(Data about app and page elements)
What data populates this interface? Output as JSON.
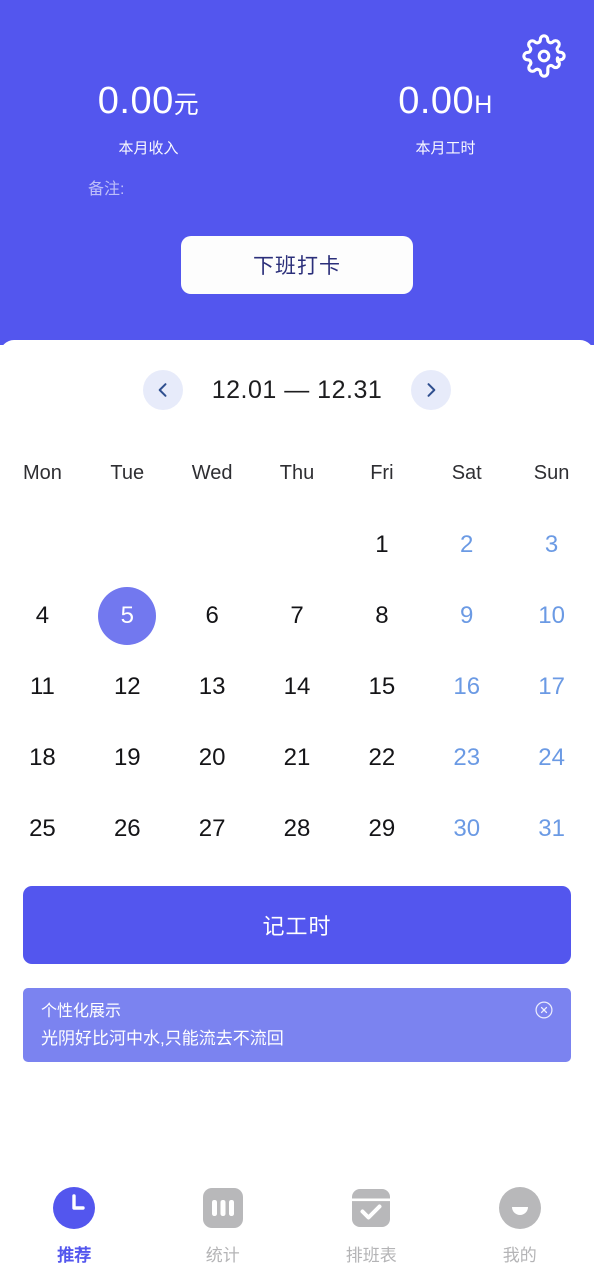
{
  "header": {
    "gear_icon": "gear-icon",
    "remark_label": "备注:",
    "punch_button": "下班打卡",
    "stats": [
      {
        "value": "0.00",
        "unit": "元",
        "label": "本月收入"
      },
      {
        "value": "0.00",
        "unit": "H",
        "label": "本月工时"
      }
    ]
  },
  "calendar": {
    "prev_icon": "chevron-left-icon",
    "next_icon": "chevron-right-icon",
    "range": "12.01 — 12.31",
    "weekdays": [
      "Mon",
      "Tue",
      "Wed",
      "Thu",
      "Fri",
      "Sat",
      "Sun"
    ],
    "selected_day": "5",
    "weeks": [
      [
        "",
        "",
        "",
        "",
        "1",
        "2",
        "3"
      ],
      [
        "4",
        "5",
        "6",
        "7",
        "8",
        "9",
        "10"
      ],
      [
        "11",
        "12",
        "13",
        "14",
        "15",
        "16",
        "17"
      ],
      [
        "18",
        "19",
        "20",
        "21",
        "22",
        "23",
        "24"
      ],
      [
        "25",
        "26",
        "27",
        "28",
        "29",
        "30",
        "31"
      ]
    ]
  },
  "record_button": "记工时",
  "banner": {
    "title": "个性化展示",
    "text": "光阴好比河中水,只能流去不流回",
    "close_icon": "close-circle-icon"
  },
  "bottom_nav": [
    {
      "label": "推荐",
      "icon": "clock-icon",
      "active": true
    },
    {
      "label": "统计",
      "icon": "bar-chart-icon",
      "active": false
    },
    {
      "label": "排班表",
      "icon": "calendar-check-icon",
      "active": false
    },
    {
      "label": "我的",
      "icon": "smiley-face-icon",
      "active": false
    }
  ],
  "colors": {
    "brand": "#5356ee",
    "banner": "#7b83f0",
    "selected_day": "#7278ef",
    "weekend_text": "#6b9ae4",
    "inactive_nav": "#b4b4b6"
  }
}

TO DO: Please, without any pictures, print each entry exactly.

OUTPUT:
What data populates this interface? Output as JSON.
{
  "header": {
    "gear_icon": "gear-icon",
    "remark_label": "备注:",
    "punch_button": "下班打卡",
    "stats": [
      {
        "value": "0.00",
        "unit": "元",
        "label": "本月收入"
      },
      {
        "value": "0.00",
        "unit": "H",
        "label": "本月工时"
      }
    ]
  },
  "calendar": {
    "prev_icon": "chevron-left-icon",
    "next_icon": "chevron-right-icon",
    "range": "12.01 — 12.31",
    "weekdays": [
      "Mon",
      "Tue",
      "Wed",
      "Thu",
      "Fri",
      "Sat",
      "Sun"
    ],
    "selected_day": "5",
    "weeks": [
      [
        "",
        "",
        "",
        "",
        "1",
        "2",
        "3"
      ],
      [
        "4",
        "5",
        "6",
        "7",
        "8",
        "9",
        "10"
      ],
      [
        "11",
        "12",
        "13",
        "14",
        "15",
        "16",
        "17"
      ],
      [
        "18",
        "19",
        "20",
        "21",
        "22",
        "23",
        "24"
      ],
      [
        "25",
        "26",
        "27",
        "28",
        "29",
        "30",
        "31"
      ]
    ]
  },
  "record_button": "记工时",
  "banner": {
    "title": "个性化展示",
    "text": "光阴好比河中水,只能流去不流回",
    "close_icon": "close-circle-icon"
  },
  "bottom_nav": [
    {
      "label": "推荐",
      "icon": "clock-icon",
      "active": true
    },
    {
      "label": "统计",
      "icon": "bar-chart-icon",
      "active": false
    },
    {
      "label": "排班表",
      "icon": "calendar-check-icon",
      "active": false
    },
    {
      "label": "我的",
      "icon": "smiley-face-icon",
      "active": false
    }
  ],
  "colors": {
    "brand": "#5356ee",
    "banner": "#7b83f0",
    "selected_day": "#7278ef",
    "weekend_text": "#6b9ae4",
    "inactive_nav": "#b4b4b6"
  }
}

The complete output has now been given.